Inside the cottage, a wooden table, three chairs, and bunk beds were the only furniture. The chimney occupied almost all the surface of the east wall. A cooking pot was always hanging on the hook above the fire. Living here meant a constant battle against heat and cold, against hunger and poverty.
Since childhood, Amos had acquired many skills. He hunted pheasant and hare in the forest, fished in the river with an improvised fishing rod, and collected shellfish on the ocean shores. Thanks to him, the family managed to survive, even if on some days there wasn't much on the table.
Over the years, Amos had perfected an almost foolproof way of catching edible birds. He used a long branch shaped like a Y, along which he slid a cord with a slipknot at the end. When he spotted a partridge, he stayed a good distance from his prey, only slowly moving the forked end of the branch toward the animal. Noiselessly, Amos would slip the knot around the bird's neck and suddenly pull on the cord. In this manner, he often brought home the family dinner.

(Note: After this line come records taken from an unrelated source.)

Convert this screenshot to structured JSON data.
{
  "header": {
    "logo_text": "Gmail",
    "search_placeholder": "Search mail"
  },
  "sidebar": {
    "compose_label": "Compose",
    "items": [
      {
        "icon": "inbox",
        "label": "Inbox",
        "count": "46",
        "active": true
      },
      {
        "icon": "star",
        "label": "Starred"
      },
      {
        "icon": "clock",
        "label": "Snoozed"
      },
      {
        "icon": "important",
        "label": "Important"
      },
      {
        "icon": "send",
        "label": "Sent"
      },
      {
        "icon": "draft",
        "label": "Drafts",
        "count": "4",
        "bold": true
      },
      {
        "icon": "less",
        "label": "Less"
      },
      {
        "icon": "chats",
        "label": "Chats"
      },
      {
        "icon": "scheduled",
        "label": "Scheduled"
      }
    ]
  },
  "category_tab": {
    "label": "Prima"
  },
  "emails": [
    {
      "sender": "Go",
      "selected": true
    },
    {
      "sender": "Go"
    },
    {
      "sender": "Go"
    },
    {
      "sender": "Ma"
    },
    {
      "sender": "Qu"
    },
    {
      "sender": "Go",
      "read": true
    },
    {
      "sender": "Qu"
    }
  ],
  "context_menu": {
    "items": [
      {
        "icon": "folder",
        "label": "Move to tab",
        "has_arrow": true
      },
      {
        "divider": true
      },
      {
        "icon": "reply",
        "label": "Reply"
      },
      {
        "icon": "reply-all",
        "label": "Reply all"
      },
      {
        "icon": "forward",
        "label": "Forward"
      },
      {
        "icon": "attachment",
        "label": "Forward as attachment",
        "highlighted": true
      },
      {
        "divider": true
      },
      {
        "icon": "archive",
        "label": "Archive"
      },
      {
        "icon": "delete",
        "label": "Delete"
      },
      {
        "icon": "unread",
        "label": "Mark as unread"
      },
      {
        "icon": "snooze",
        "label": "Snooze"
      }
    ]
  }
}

Amos learned to listen to nature, to blend in among the ferns, and to walk noiselessly in the woods. By the time he was twelve years old, he was familiar with the different types of trees and their fruits and nuts, knew the best spots for finding wild berries, and could track all the animals of the forest. Sometimes, during the cold season, he unearthed truffles, mushrooms that grow underground, at the base of oak trees. The forest held no secrets from him.